THE PROBLEM
Output all of the data below exactly as given.

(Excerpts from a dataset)
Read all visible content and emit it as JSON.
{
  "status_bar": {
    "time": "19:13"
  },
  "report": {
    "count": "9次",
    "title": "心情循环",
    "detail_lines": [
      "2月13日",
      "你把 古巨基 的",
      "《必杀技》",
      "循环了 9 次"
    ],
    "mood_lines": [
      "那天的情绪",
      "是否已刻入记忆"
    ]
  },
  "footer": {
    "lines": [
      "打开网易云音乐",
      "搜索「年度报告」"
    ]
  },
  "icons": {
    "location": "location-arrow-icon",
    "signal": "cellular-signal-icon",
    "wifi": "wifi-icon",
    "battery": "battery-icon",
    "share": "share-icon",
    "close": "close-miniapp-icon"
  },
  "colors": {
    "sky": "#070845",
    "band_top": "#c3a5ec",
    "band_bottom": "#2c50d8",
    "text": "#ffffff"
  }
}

SOLUTION
Read all visible content and emit it as JSON.
{
  "status_bar": {
    "time": "19:13"
  },
  "report": {
    "count": "9次",
    "title": "心情循环",
    "detail_lines": [
      "2月13日",
      "你把 古巨基 的",
      "《必杀技》",
      "循环了 9 次"
    ],
    "mood_lines": [
      "那天的情绪",
      "是否已刻入记忆"
    ]
  },
  "footer": {
    "lines": [
      "打开网易云音乐",
      "搜索「年度报告」"
    ]
  },
  "icons": {
    "location": "location-arrow-icon",
    "signal": "cellular-signal-icon",
    "wifi": "wifi-icon",
    "battery": "battery-icon",
    "share": "share-icon",
    "close": "close-miniapp-icon"
  },
  "colors": {
    "sky": "#070845",
    "band_top": "#c3a5ec",
    "band_bottom": "#2c50d8",
    "text": "#ffffff"
  }
}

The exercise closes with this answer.